As the world celebrates the 50th anniversary of man’s first steps on the surface of the Moon, streaming service MagellanTV has employed artificial intelligence to restore images and footage from the Apollo missions. The digitally restored content has been used in the documentary Apollo’s New Moon, which focuses on Apollo’s scientific elements of the space programme and how it revolutionised scientists’ understanding of the history of the solar system.
In late 2018, the team at MagellanTV discovered software company Topaz Labs who had developed software called Gigapixel AI, which can be used to up-res still photographs. The software employs machine learning techniques to perfect the process.
Once the production team saw what Gigapixel was capable of, they got to work on processing NASA’s old Apollo missions footage, as MagellanTV co-founder and Apollo’s New Moon executive producer Thomas Lucas explains: “With a lot of this old Apollo footage we had to just knuckle down and input it through the processes that it needed in order to be presentable by our standards, which is high-resolution 4K. If you look at the film, you’ll see this old film footage has very little film grain in it, the images are quite sharp and beautiful and it looks like they were shot in 4K.”
“A traditional up-resing tool might look at the detail within a scene and try to smooth out the pixels in between points of detail,” continues Lucas. “What Gigapixel AI does is try to interpret detail. So when it sees a star in the night sky, if that star is blending in to multiple pixels around it, the programme will tighten it up into a single dot to get rid of the blur, but also it will extrapolate detail, which means all the edges get sharpened.
“It works great with Moon images, because there’s a lot of detail in the ground as it’s all kind of sand-like and dust, so the programme sharpens it all. It eliminates the mushiness that you can get from just blowing up an old image.”
The 50-minute documentary features archive film footage that has been blown up from standard resolution to 4K. “In fact, it’s bigger than 4K, because it was originally all 4:3. So it’s the old film formats that were phased out in the 1990s,” explains Lucas. “We had to get them into a 16:9 4K frame, they had to be even larger than 4K.”
Around 50 per cent of the film is made up of actual footage from the Apollo missions, as well as still photographs which were shot on the lunar surface, which were also sub-4K, meaning they also had to be processed. Adding the two together means about 75 per cent of the film is Apollo era NASA material.
How involved was the space agency in the creation of the film? “NASA wasn’t involved with this film,” says Lucas. “We’re just putting it out there and we’ll let people come to us if they have any reactions or any comments. It looks really good, so I think that’s what’s going to really impress the viewers.”
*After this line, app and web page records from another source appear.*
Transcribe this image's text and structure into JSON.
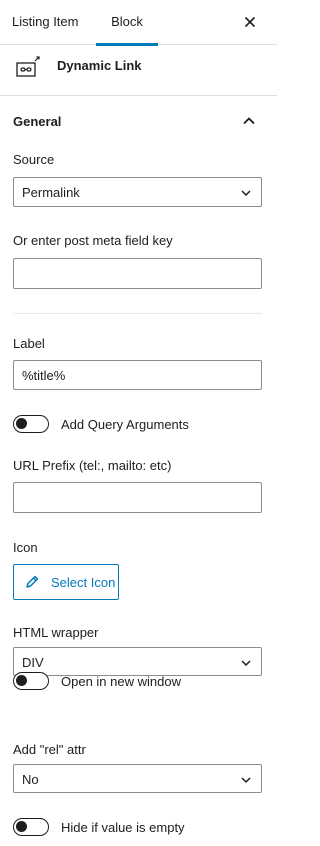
{
  "tabs": {
    "listing": "Listing Item",
    "block": "Block"
  },
  "block": {
    "title": "Dynamic Link",
    "icon": "dynamic-link-icon"
  },
  "panel": {
    "title": "General",
    "expanded": true
  },
  "source": {
    "label": "Source",
    "value": "Permalink"
  },
  "meta_key": {
    "label": "Or enter post meta field key",
    "value": ""
  },
  "link_label": {
    "label": "Label",
    "value": "%title%"
  },
  "query_args": {
    "label": "Add Query Arguments",
    "enabled": false
  },
  "url_prefix": {
    "label": "URL Prefix (tel:, mailto: etc)",
    "value": ""
  },
  "icon": {
    "label": "Icon",
    "button": "Select Icon"
  },
  "html_wrapper": {
    "label": "HTML wrapper",
    "value": "DIV"
  },
  "new_window": {
    "label": "Open in new window",
    "enabled": false
  },
  "rel": {
    "label": "Add \"rel\" attr",
    "value": "No"
  },
  "hide_empty": {
    "label": "Hide if value is empty",
    "enabled": false
  },
  "colors": {
    "accent": "#007cba",
    "text": "#1e1e1e",
    "border": "#8c8c8c"
  }
}
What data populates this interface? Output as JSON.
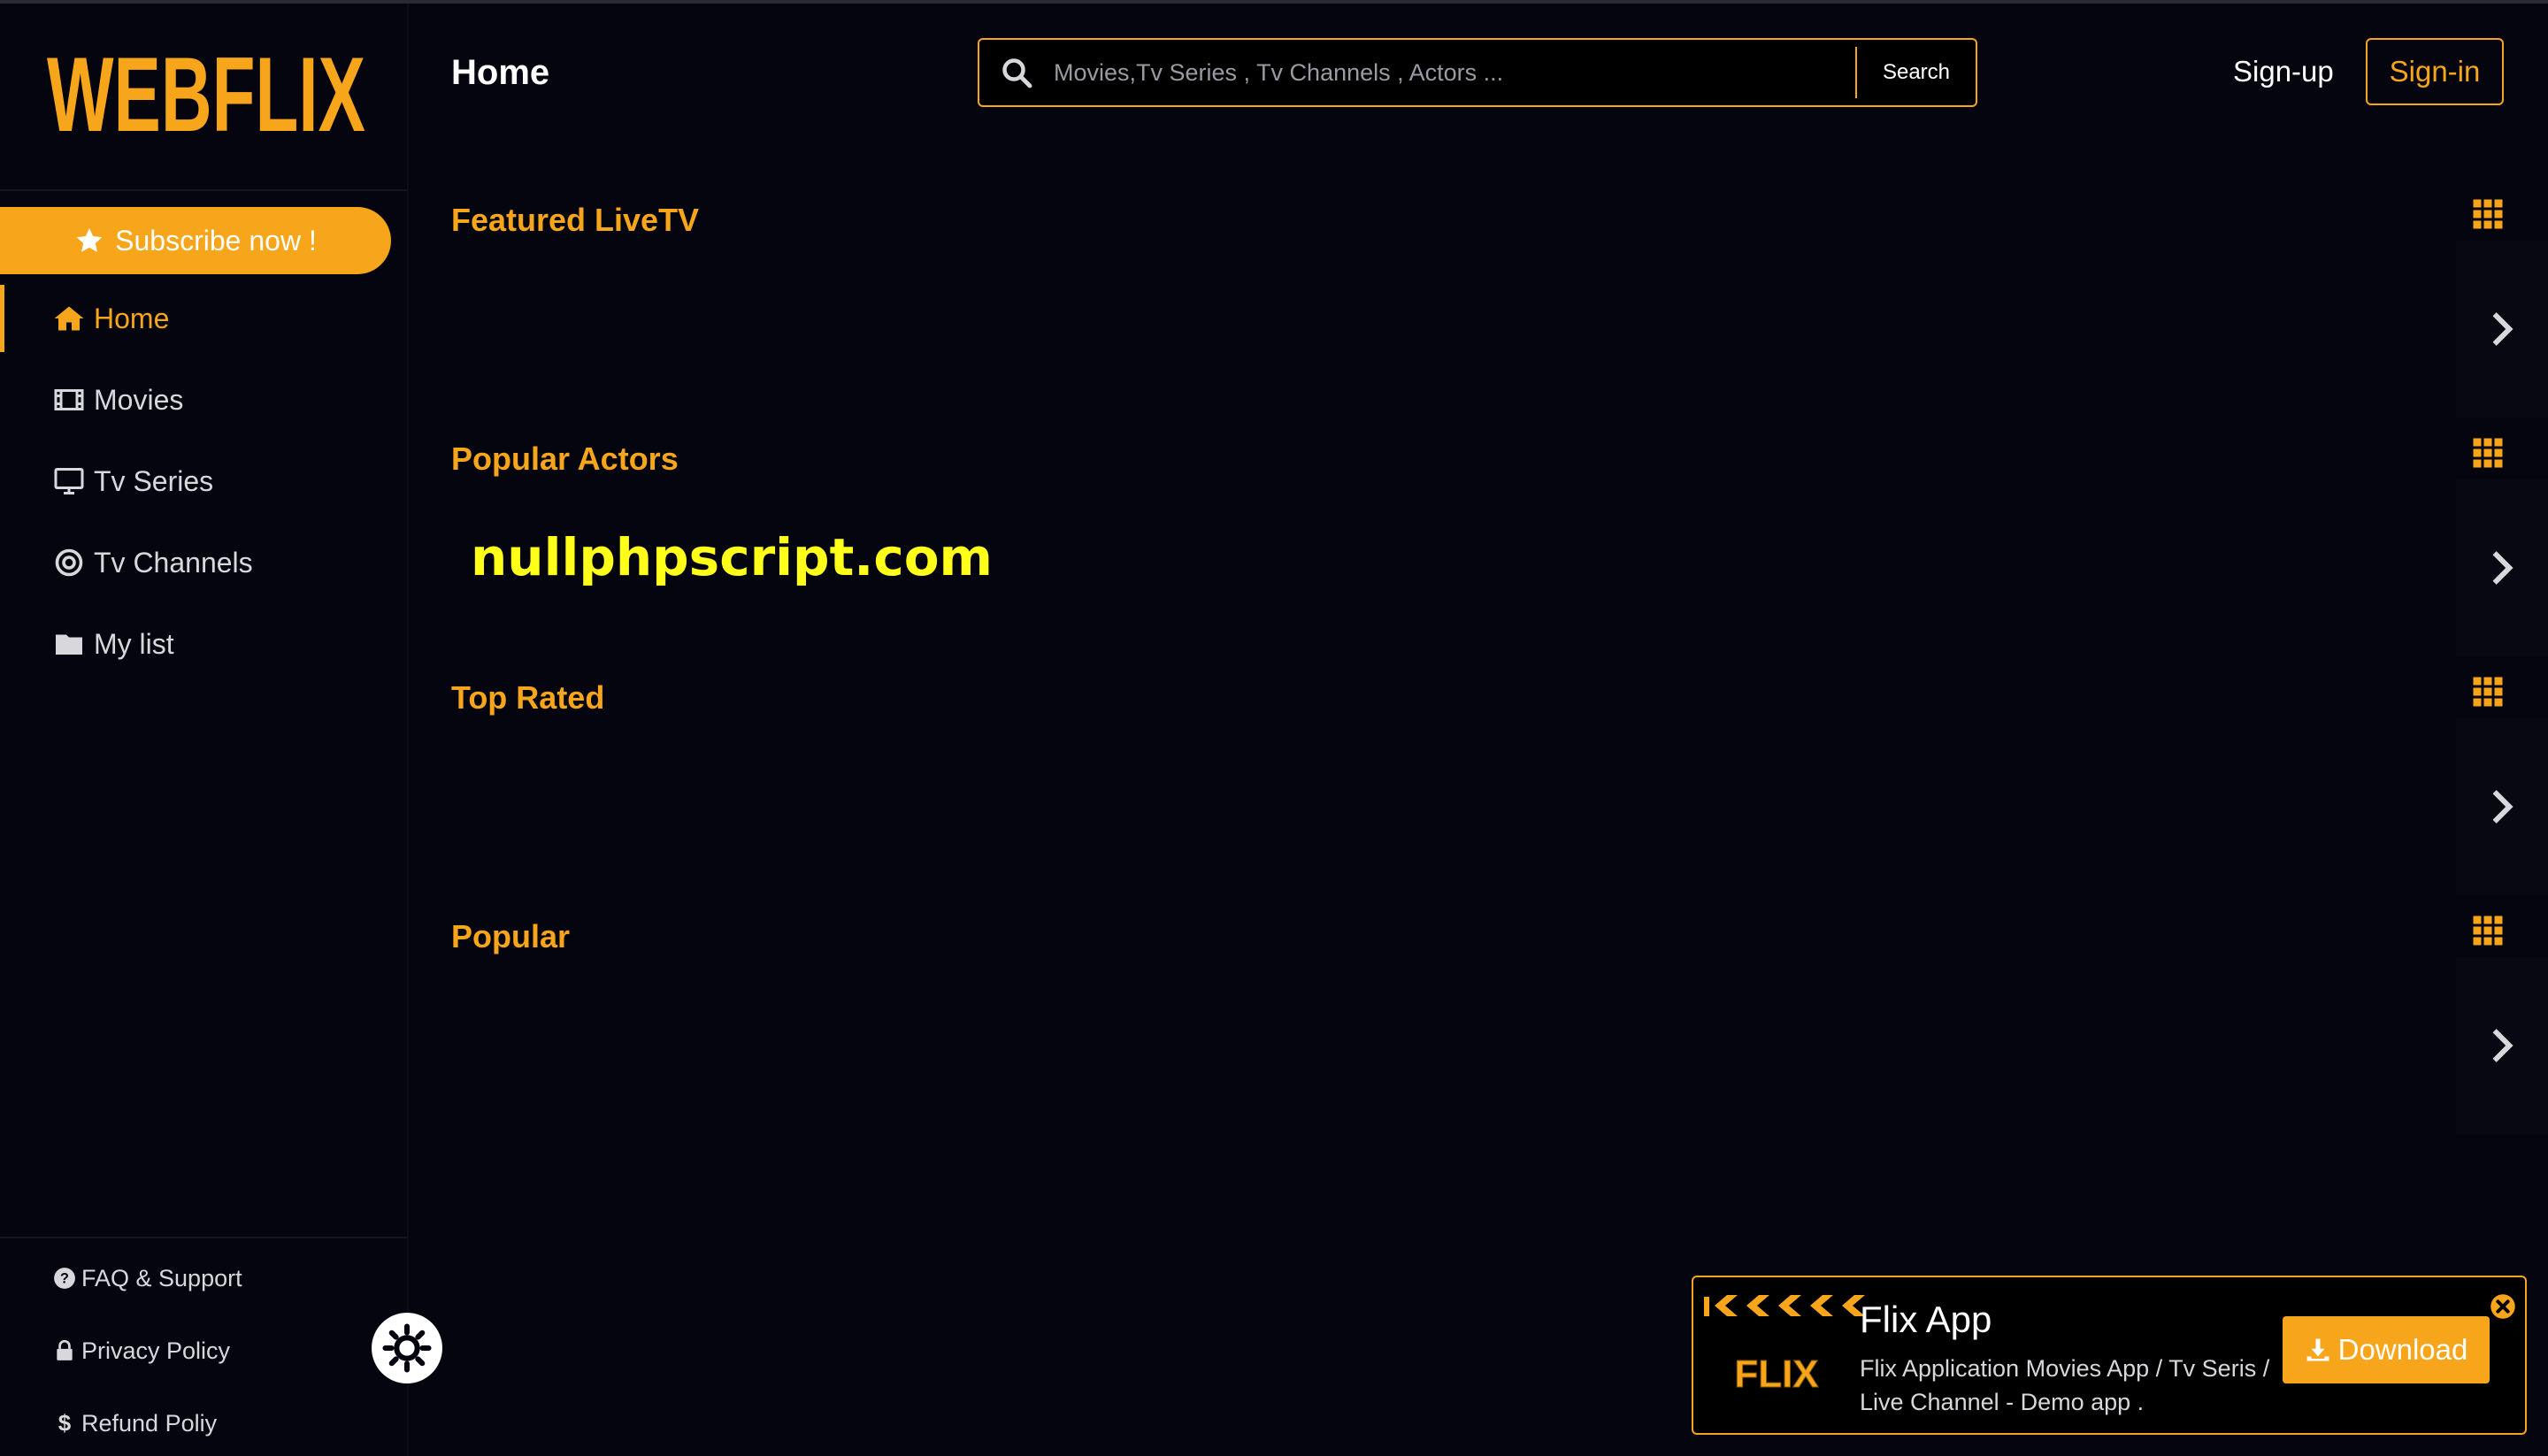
{
  "brand": {
    "name": "WEBFLIX",
    "accent": "#f7a51b",
    "background": "#05050f"
  },
  "sidebar": {
    "subscribe_label": "Subscribe now !",
    "items": [
      {
        "label": "Home",
        "icon": "home-icon",
        "active": true
      },
      {
        "label": "Movies",
        "icon": "film-icon",
        "active": false
      },
      {
        "label": "Tv Series",
        "icon": "monitor-icon",
        "active": false
      },
      {
        "label": "Tv Channels",
        "icon": "target-icon",
        "active": false
      },
      {
        "label": "My list",
        "icon": "folder-icon",
        "active": false
      }
    ],
    "footer": [
      {
        "label": "FAQ & Support",
        "icon": "question-icon"
      },
      {
        "label": "Privacy Policy",
        "icon": "lock-icon"
      },
      {
        "label": "Refund Poliy",
        "icon": "dollar-icon"
      }
    ]
  },
  "header": {
    "title": "Home",
    "search_placeholder": "Movies,Tv Series , Tv Channels , Actors ...",
    "search_button": "Search",
    "signup": "Sign-up",
    "signin": "Sign-in"
  },
  "sections": [
    {
      "title": "Featured LiveTV"
    },
    {
      "title": "Popular Actors"
    },
    {
      "title": "Top Rated"
    },
    {
      "title": "Popular"
    }
  ],
  "watermark": "nullphpscript.com",
  "app_banner": {
    "title": "Flix App",
    "description": "Flix Application Movies App / Tv Seris / Live Channel - Demo app .",
    "download_label": "Download",
    "logo_text": "FLIX"
  }
}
Over the last decade or so NASA has gone back and re-transferred some of the film footage, in particular the camera magazines that came off the spacecraft. They transferred a lot of it to 720p, which Lucas says is what’s enabled MagellanTV to produce their documentary.
“Some 10 years ago 720p was considered HD, and it kind of still is, but filmmakers like me have moved way beyond that. We want 4K, and even larger. We used other material that was 480p and in fact some of the Saturn Five rocket footage was even smaller,” he continues. “We scaled up our computing operation and bought computers that had much bigger crunching power. We also got the highest-end GPUs we could find. Even then I think it was taking something like 30 seconds per frame, all told, with all of our processes.”
Lucas reports the processing of all the content “took months. This sort of thing you can just set it and let it run for two days, so it’s not that bad,” he laughs. “Of course, you don’t just process what’s in the final film, you have to do much more than that, to get all the correct material that fits together, and you can edit with. It took a number of months to have this and of course, the film had to evolve as well through the editorial process.”